Skip to main content

7 Questions to Ask Before Writing Your Wedding Vows

Worried about writer’s block when finalizing your vows? Here are 15 questions to answer before the wedding arrives:

couple reciting wedding vows

There's a four-letter word that will have most brides and grooms breaking into cold sweats the night before their wedding. That word? Vows. While most of your ceremony is going to be fairly similar to every other wedding in recorded history, if you’re writing your wedding vows, it’s an opportunity to add a personal touch. They're the first time you get to publicly commit yourself to your partner and tell your closest family and friends what they mean to you. But what do you do if you're not a professional writer? How do you even know where to start? My wife freaked out about her vows for weeks (she was marrying a professional writer, after all) but the key is just to write from the heart.

If you're trying writing your wedding vows and have no idea where to begin, check out this list of questions you can ask yourself to help get the creative juices flowing.

Why am I marrying this person?

There are billions of other people in the world. Why did you choose this one? What is it about the person who you've chosen your life with? When writing your wedding vows, zero in on the little things that make you smile. Talk about the way they yawn. Vow to never stop giving them a bite of your burger when they ask. Find a way to highlight all of the wonderful reasons why this person stole your heart.

What makes your relationship special?

Every couple has their own language. That's not necessarily a literal language, but a way you do things that makes your relationship unique. Maybe it's kissing each other on the forehead when you wake up. Maybe it's taking a picture of every wine bottle you've ever shared. Think about the very specific things that you do together that makes your relationship special.

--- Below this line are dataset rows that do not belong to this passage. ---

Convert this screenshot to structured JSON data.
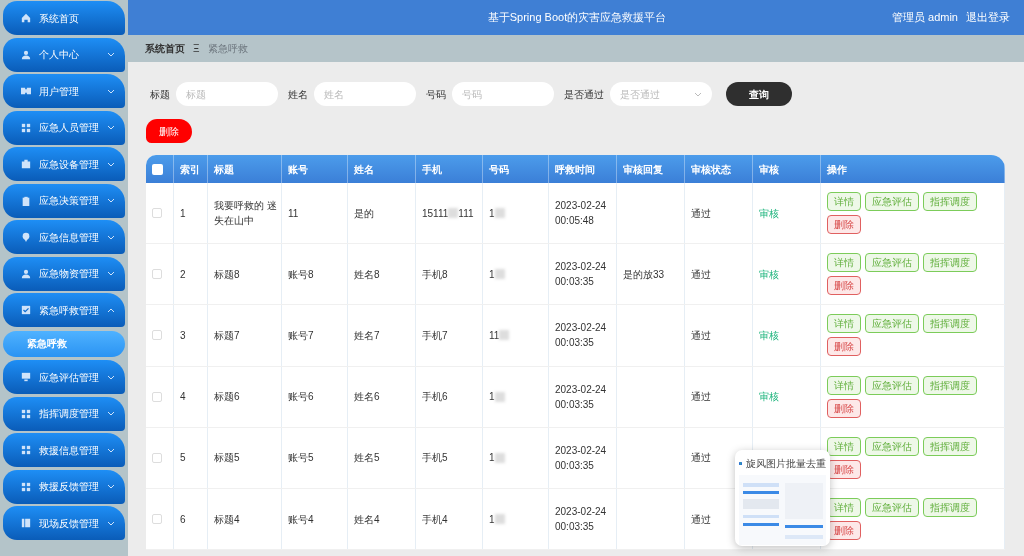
{
  "header": {
    "title": "基于Spring Boot的灾害应急救援平台",
    "user": "管理员 admin",
    "logout": "退出登录"
  },
  "breadcrumb": {
    "home": "系统首页",
    "separator": "Ξ",
    "current": "紧急呼救"
  },
  "sidebar": {
    "items": [
      {
        "label": "系统首页"
      },
      {
        "label": "个人中心",
        "expanded": false
      },
      {
        "label": "用户管理",
        "expanded": false
      },
      {
        "label": "应急人员管理",
        "expanded": false
      },
      {
        "label": "应急设备管理",
        "expanded": false
      },
      {
        "label": "应急决策管理",
        "expanded": false
      },
      {
        "label": "应急信息管理",
        "expanded": false
      },
      {
        "label": "应急物资管理",
        "expanded": false
      },
      {
        "label": "紧急呼救管理",
        "expanded": true,
        "children": [
          {
            "label": "紧急呼救",
            "selected": true
          }
        ]
      },
      {
        "label": "应急评估管理",
        "expanded": false
      },
      {
        "label": "指挥调度管理",
        "expanded": false
      },
      {
        "label": "救援信息管理",
        "expanded": false
      },
      {
        "label": "救援反馈管理",
        "expanded": false
      },
      {
        "label": "现场反馈管理",
        "expanded": false
      }
    ]
  },
  "search": {
    "fields": [
      {
        "label": "标题",
        "placeholder": "标题",
        "kind": "text"
      },
      {
        "label": "姓名",
        "placeholder": "姓名",
        "kind": "text"
      },
      {
        "label": "号码",
        "placeholder": "号码",
        "kind": "text"
      },
      {
        "label": "是否通过",
        "placeholder": "是否通过",
        "kind": "select"
      }
    ],
    "button": "查询"
  },
  "delete_button": "删除",
  "table": {
    "select_all_checked": false,
    "columns": [
      "索引",
      "标题",
      "账号",
      "姓名",
      "手机",
      "号码",
      "呼救时间",
      "审核回复",
      "审核状态",
      "审核",
      "操作"
    ],
    "rows": [
      {
        "checked": false,
        "index": "1",
        "title": "我要呼救的 迷失在山中",
        "account": "11",
        "name": "是的",
        "phone": [
          "15111",
          "111"
        ],
        "number": "1",
        "time": "2023-02-24 00:05:48",
        "status": "通过",
        "audit": "审核",
        "actions": [
          {
            "label": "详情",
            "kind": "ok"
          },
          {
            "label": "应急评估",
            "kind": "ok"
          },
          {
            "label": "指挥调度",
            "kind": "ok"
          },
          {
            "label": "删除",
            "kind": "danger"
          }
        ]
      },
      {
        "checked": false,
        "index": "2",
        "title": "标题8",
        "account": "账号8",
        "name": "姓名8",
        "phone": [
          "手机8"
        ],
        "number": "1",
        "time": "2023-02-24 00:03:35",
        "reply": "是的放33",
        "status": "通过",
        "audit": "审核",
        "actions": [
          {
            "label": "详情",
            "kind": "ok"
          },
          {
            "label": "应急评估",
            "kind": "ok"
          },
          {
            "label": "指挥调度",
            "kind": "ok"
          },
          {
            "label": "删除",
            "kind": "danger"
          }
        ]
      },
      {
        "checked": false,
        "index": "3",
        "title": "标题7",
        "account": "账号7",
        "name": "姓名7",
        "phone": [
          "手机7"
        ],
        "number": "11",
        "time": "2023-02-24 00:03:35",
        "status": "通过",
        "audit": "审核",
        "actions": [
          {
            "label": "详情",
            "kind": "ok"
          },
          {
            "label": "应急评估",
            "kind": "ok"
          },
          {
            "label": "指挥调度",
            "kind": "ok"
          },
          {
            "label": "删除",
            "kind": "danger"
          }
        ]
      },
      {
        "checked": false,
        "index": "4",
        "title": "标题6",
        "account": "账号6",
        "name": "姓名6",
        "phone": [
          "手机6"
        ],
        "number": "1",
        "time": "2023-02-24 00:03:35",
        "status": "通过",
        "audit": "审核",
        "actions": [
          {
            "label": "详情",
            "kind": "ok"
          },
          {
            "label": "应急评估",
            "kind": "ok"
          },
          {
            "label": "指挥调度",
            "kind": "ok"
          },
          {
            "label": "删除",
            "kind": "danger"
          }
        ]
      },
      {
        "checked": false,
        "index": "5",
        "title": "标题5",
        "account": "账号5",
        "name": "姓名5",
        "phone": [
          "手机5"
        ],
        "number": "1",
        "time": "2023-02-24 00:03:35",
        "status": "通过",
        "actions": [
          {
            "label": "详情",
            "kind": "ok"
          },
          {
            "label": "应急评估",
            "kind": "ok"
          },
          {
            "label": "指挥调度",
            "kind": "ok"
          },
          {
            "label": "删除",
            "kind": "danger"
          }
        ]
      },
      {
        "checked": false,
        "index": "6",
        "title": "标题4",
        "account": "账号4",
        "name": "姓名4",
        "phone": [
          "手机4"
        ],
        "number": "1",
        "time": "2023-02-24 00:03:35",
        "status": "通过",
        "actions": [
          {
            "label": "详情",
            "kind": "ok"
          },
          {
            "label": "应急评估",
            "kind": "ok"
          },
          {
            "label": "指挥调度",
            "kind": "ok"
          },
          {
            "label": "删除",
            "kind": "danger"
          }
        ]
      }
    ]
  },
  "popup": {
    "title": "旋风图片批量去重"
  }
}
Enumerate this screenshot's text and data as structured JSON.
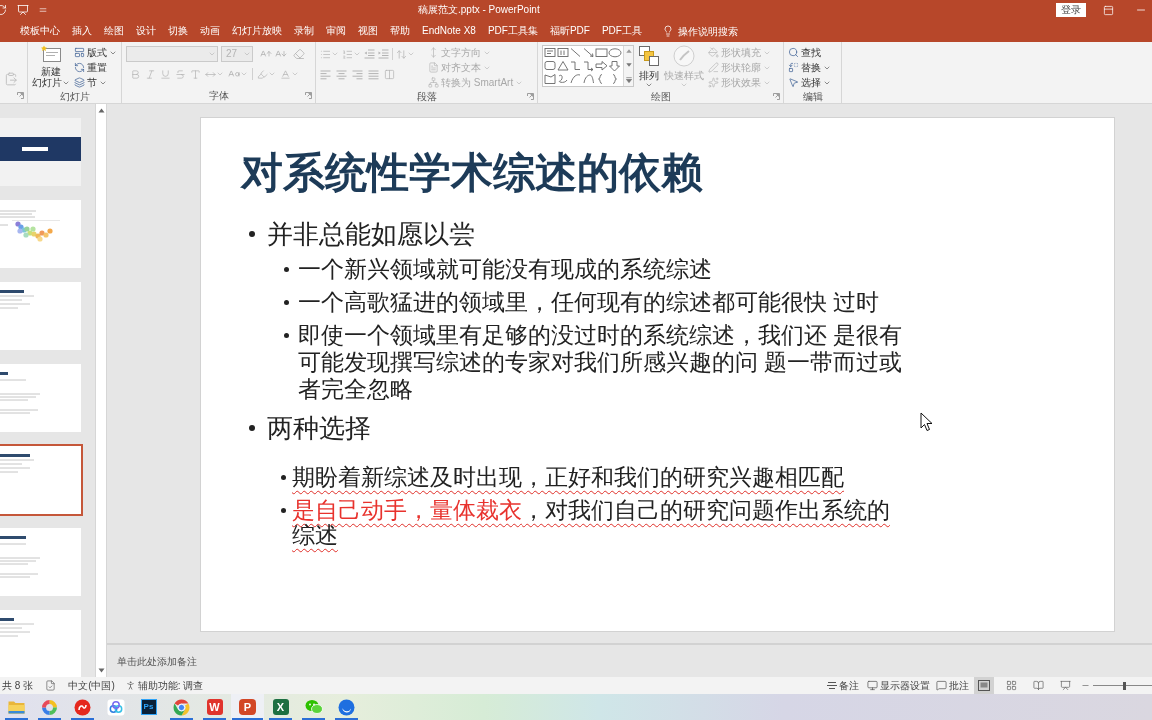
{
  "title_bar": {
    "title": "稿展范文.pptx - PowerPoint",
    "sign_in": "登录"
  },
  "tabs": [
    {
      "label": "模板中心",
      "selected": false
    },
    {
      "label": "插入",
      "selected": false
    },
    {
      "label": "绘图",
      "selected": false
    },
    {
      "label": "设计",
      "selected": false
    },
    {
      "label": "切换",
      "selected": false
    },
    {
      "label": "动画",
      "selected": false
    },
    {
      "label": "幻灯片放映",
      "selected": false
    },
    {
      "label": "录制",
      "selected": false
    },
    {
      "label": "审阅",
      "selected": false
    },
    {
      "label": "视图",
      "selected": false
    },
    {
      "label": "帮助",
      "selected": false
    },
    {
      "label": "EndNote X8",
      "selected": false
    },
    {
      "label": "PDF工具集",
      "selected": false
    },
    {
      "label": "福昕PDF",
      "selected": false
    },
    {
      "label": "PDF工具",
      "selected": false
    }
  ],
  "tell_me": {
    "placeholder": "操作说明搜索"
  },
  "ribbon": {
    "slides": {
      "label": "幻灯片",
      "new_slide": {
        "lines": [
          "新建",
          "幻灯片"
        ]
      },
      "commands": [
        {
          "label": "版式",
          "dropdown": true,
          "disabled": false
        },
        {
          "label": "重置",
          "dropdown": false,
          "disabled": false
        },
        {
          "label": "节",
          "dropdown": true,
          "disabled": false
        }
      ]
    },
    "font": {
      "label": "字体",
      "font_size": "27"
    },
    "paragraph": {
      "label": "段落",
      "commands": [
        {
          "label": "文字方向",
          "dropdown": true,
          "disabled": true
        },
        {
          "label": "对齐文本",
          "dropdown": true,
          "disabled": true
        },
        {
          "label": "转换为 SmartArt",
          "dropdown": true,
          "disabled": true
        }
      ]
    },
    "drawing": {
      "label": "绘图",
      "large": [
        {
          "label": "排列",
          "disabled": false
        },
        {
          "label": "快速样式",
          "disabled": true
        }
      ],
      "commands": [
        {
          "label": "形状填充",
          "dropdown": true,
          "disabled": true
        },
        {
          "label": "形状轮廓",
          "dropdown": true,
          "disabled": true
        },
        {
          "label": "形状效果",
          "dropdown": true,
          "disabled": true
        }
      ]
    },
    "editing": {
      "label": "编辑",
      "commands": [
        {
          "label": "查找",
          "dropdown": false,
          "disabled": false
        },
        {
          "label": "替换",
          "dropdown": true,
          "disabled": false
        },
        {
          "label": "选择",
          "dropdown": true,
          "disabled": false
        }
      ]
    }
  },
  "thumbnails": [
    {
      "kind": "title",
      "selected": false
    },
    {
      "kind": "figure",
      "selected": false
    },
    {
      "kind": "text",
      "selected": false
    },
    {
      "kind": "text",
      "selected": false
    },
    {
      "kind": "text",
      "selected": true
    },
    {
      "kind": "text",
      "selected": false
    },
    {
      "kind": "text",
      "selected": false
    }
  ],
  "slide": {
    "title": "对系统性学术综述的依赖",
    "bullets": [
      {
        "text": "并非总能如愿以尝",
        "children": [
          {
            "runs": [
              {
                "text": "一个新兴领域就可能没有现成的系统综述",
                "emphasized": false
              }
            ],
            "flagged": false
          },
          {
            "runs": [
              {
                "text": "一个高歌猛进的领域里，任何现有的综述都可能很快 过时",
                "emphasized": false
              }
            ],
            "flagged": false
          },
          {
            "runs": [
              {
                "text": "即使一个领域里有足够的没过时的系统综述，我们还 是很有可能发现撰写综述的专家对我们所感兴趣的问 题一带而过或者完全忽略",
                "emphasized": false
              }
            ],
            "flagged": false
          }
        ]
      },
      {
        "text": "两种选择",
        "children": [
          {
            "runs": [
              {
                "text": "期盼着新综述及时出现，正好和我们的研究兴趣相匹配",
                "emphasized": false
              }
            ],
            "flagged": true
          },
          {
            "runs": [
              {
                "text": "是自己动手，量体裁衣",
                "emphasized": true
              },
              {
                "text": "，对我们自己的研究问题作出系统的综述",
                "emphasized": false
              }
            ],
            "flagged": true
          }
        ]
      }
    ]
  },
  "notes": {
    "placeholder": "单击此处添加备注"
  },
  "status_bar": {
    "slide_count": "共 8 张",
    "language": "中文(中国)",
    "accessibility": "辅助功能: 调查",
    "notes": "备注",
    "display_settings": "显示器设置",
    "comments": "批注",
    "views": [
      {
        "kind": "normal",
        "selected": true
      },
      {
        "kind": "sorter",
        "selected": false
      },
      {
        "kind": "reading",
        "selected": false
      },
      {
        "kind": "slideshow",
        "selected": false
      }
    ],
    "zoom": {
      "level": 0.53
    }
  },
  "taskbar": {
    "apps": [
      {
        "kind": "folder",
        "running": true,
        "selected": false
      },
      {
        "kind": "ring",
        "running": true,
        "selected": false
      },
      {
        "kind": "red_circle",
        "running": true,
        "selected": false
      },
      {
        "kind": "cloud",
        "running": false,
        "selected": false
      },
      {
        "kind": "ps",
        "glyph": "Ps",
        "running": false,
        "selected": false
      },
      {
        "kind": "browser",
        "running": true,
        "selected": false
      },
      {
        "kind": "wps",
        "glyph": "W",
        "running": true,
        "selected": false
      },
      {
        "kind": "powerpoint",
        "glyph": "P",
        "running": true,
        "selected": true
      },
      {
        "kind": "excel",
        "glyph": "X",
        "running": true,
        "selected": false
      },
      {
        "kind": "chat",
        "running": true,
        "selected": false
      },
      {
        "kind": "blue_circle",
        "running": true,
        "selected": false
      }
    ]
  }
}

How can I be better?

When you really think about it, vows are more about you than the person you're marrying. Ask yourself how you can be better because a huge part of marriage is challenging yourself to be a better person for the sake of your relationship. Vow to do the things that make life easier for both of you. Vow to do the things you hate just because your soon-to-be spouse love them. Vow to be better in any way you can because that's what love inspires you to do.

What can't your partner live without?

This question is a great way to realize all of the sacrifices you're making going into your marriage. If you’re writing your wedding vows, think about what your partner just can't live without (besides you, of course!). Does he have to catch every big college football game? Will she cry if she can't go to the beach every summer? Vow to make those things a part of your lives together.

Where will your future take you?

Vows are inherently forward-looking statements. They're about what's going to happen down the line, not in the moment. Imagine what you want your future to look like. Then write your wedding vows towards that vision. Make a vow for every decade of your life. Make a subset of vows for how you'll promise to act when you're old and decrepit. Vows are wishes. They're dreams of what your future will be.

What can you promise only to your special someone?

There are things you'll do for your family. There are things you'll do for your friends. Beyond those things are what you'll do you for your partner. Those are the promises you want to make at your wedding (assuming they're appropriate...). My wife vowed to always let me have a bite of her dessert, especially when it's really good. If her best friend tried to take a bite of her cake, my wife would stab them with a fork. Those “only for you” promises are the types of vows you want to make on your magical day.

When did you know for sure?

This question won't lead to the basic version of vows, but it speaks to a larger idea. Vows don't have to be specific promises. They can be acknowledgements of how you got to where you are romantically. For my vows, I didn't read through a list. I printed out an email I sent myself three months after I first met my wife. I told myself in my email that I was going to marry that girl and I was so happy to be right about that fact. In that way, it was a vow to myself at the time that I could finally share with everyone around me. Sometimes the most out-of-the-box vows are the most meaningful.